4. Commit to Your Corporate Training Plan

With a single training provider chosen, start to put the pieces in place for completing the training. Sign a contract with your chosen provider to lock in your price and delivery date(s). Send all trainees calendar invitations to ensure they have time booked off to attend the training. If there’s any prep work that needs to be completed by your management team or trainees, ensure that this is also completed prior to your start date.

At this point, you should also apply for training grants. Canadian government funding can typically support up to 50-83% of third-party training costs to a maximum $10,000 per trainee.

It’s recommended that, if you’re accessing training grants, you apply a minimum three-four weeks ahead of the training’s start date; this ensures the application has time to be reviewed and processed. Applications must receive approval prior to the start of training to qualify for funding, so having all your documentation in order well ahead of the training’s start date is a key to success. Building a funding plan is best practice for this stage of the process.

What Funding Is Available for Third-Party Corporate Training?

Canada Job Grant (CJG): The CJG is a Canadian government funding program designed to reduce the costs of providing third-party skills training to new and existing employees. The CJG delegates an individual funding stream for each province and territory, excluding Quebec, all with various funding and eligibility stipulations. Successful candidates may receive up to 50-100% in allocated grant funding.

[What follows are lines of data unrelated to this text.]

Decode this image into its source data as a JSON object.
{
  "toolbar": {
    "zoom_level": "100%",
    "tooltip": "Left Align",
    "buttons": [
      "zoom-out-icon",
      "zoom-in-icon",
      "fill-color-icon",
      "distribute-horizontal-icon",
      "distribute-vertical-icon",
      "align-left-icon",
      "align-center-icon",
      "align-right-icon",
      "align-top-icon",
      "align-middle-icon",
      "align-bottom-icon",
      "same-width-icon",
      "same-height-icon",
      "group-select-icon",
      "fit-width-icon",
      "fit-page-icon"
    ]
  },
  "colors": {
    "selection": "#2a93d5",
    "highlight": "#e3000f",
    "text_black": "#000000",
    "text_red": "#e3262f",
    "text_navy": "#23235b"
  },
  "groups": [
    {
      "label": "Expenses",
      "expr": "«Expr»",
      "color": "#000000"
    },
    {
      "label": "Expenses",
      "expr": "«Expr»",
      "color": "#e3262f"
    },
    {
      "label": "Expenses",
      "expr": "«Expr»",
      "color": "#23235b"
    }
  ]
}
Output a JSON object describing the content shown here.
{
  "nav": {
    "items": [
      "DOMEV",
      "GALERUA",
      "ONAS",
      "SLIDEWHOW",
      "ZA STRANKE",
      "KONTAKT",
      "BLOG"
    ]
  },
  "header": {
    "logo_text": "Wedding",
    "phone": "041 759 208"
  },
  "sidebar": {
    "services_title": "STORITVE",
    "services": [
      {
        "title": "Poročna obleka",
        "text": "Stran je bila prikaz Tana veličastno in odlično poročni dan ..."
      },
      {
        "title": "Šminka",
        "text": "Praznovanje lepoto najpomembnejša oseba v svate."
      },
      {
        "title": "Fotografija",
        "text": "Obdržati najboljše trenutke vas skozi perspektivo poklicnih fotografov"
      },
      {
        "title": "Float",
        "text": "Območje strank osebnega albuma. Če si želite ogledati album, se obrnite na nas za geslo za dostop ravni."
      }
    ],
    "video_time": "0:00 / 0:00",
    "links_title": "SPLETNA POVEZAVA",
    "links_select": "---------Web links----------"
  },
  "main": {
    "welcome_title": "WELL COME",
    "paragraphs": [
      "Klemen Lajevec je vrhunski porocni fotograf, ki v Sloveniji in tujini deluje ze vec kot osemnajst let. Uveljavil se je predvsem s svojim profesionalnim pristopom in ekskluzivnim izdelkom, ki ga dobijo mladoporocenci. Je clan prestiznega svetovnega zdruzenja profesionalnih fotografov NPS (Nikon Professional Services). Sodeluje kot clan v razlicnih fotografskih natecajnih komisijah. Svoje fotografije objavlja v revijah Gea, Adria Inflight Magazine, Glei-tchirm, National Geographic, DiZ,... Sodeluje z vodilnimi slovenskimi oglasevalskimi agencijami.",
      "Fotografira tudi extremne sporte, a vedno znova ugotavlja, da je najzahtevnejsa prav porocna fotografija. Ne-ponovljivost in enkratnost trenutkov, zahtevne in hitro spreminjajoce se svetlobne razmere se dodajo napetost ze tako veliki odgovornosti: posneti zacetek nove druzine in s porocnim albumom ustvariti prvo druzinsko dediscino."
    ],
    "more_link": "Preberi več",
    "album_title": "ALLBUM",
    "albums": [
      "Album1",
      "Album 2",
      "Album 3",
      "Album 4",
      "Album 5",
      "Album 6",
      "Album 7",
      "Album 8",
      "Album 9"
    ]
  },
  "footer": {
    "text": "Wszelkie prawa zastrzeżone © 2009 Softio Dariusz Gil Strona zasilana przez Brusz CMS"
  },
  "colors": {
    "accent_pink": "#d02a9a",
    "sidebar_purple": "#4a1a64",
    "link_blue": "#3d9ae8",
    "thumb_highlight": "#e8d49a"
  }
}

Develop a Plan for Employee Training and Development Programs

Following the steps outlined in this article will help streamline your training provider selection process, but there are many other ways that your company can strengthen its workforce development plans for real world outcomes. Hiring and training projects are two areas that receive considerable financial support from Canada’s federal and provincial governments; to get the most for your employees and business, you should develop a plan that taps into these funds as much as possible.

To help you identify the opportunities available with hiring and training grants, Mentor Works provides the Canadian Business Funding Guide, a complimentary resource that reveals areas your business can invest in to potentially receive government grants and loans. Access it today to learn more about hiring and training grants, and other types of government funding!

New Call-to-action


  1. there is a possibility that the training provider is also the in-house trainer. but because in-house training is not eligible, applicants may establish a training “school” that will look like an independent training provider in order to get approved. websites of these training schools are newly created, business addresses are residential houses yet claiming to be a big training centre in their websites). in other words, they seemed to work around established rules. why? i guess they can use the grant to pay for salaries as well (at the same time providing “training”). also because some employers will insist that training must be done on-site (meaning in actual workplaces). and most of this training costs are even more expensive that those being offered in reputable schools like George Brown College.

    1. Hello Blas,

      The training programs that we work with will require a trainer to be legally distinct with a degree of separation from the companies they are providing the training to. When one of the program reviewers evaluates the application, they are vigilant to explore the background of trainers, often sourcing their business address and history of work. The reviewers will also explore links between the two companies including previous employment and history of consultant work to eliminate many of the illegitimate situations. Some trainers are based out of their homes and run completely legitimate businesses, having their own histories as industry experts and sometimes teaching at post-secondary institutions, on site training is a valuable need for some companies (especially in remote communities). If you would like to explore the legitimacy of training programs for you business in greater detail, please connect with us here and we can have someone reach out to you.

Leave a Reply

Your email address will not be published. Required fields are marked *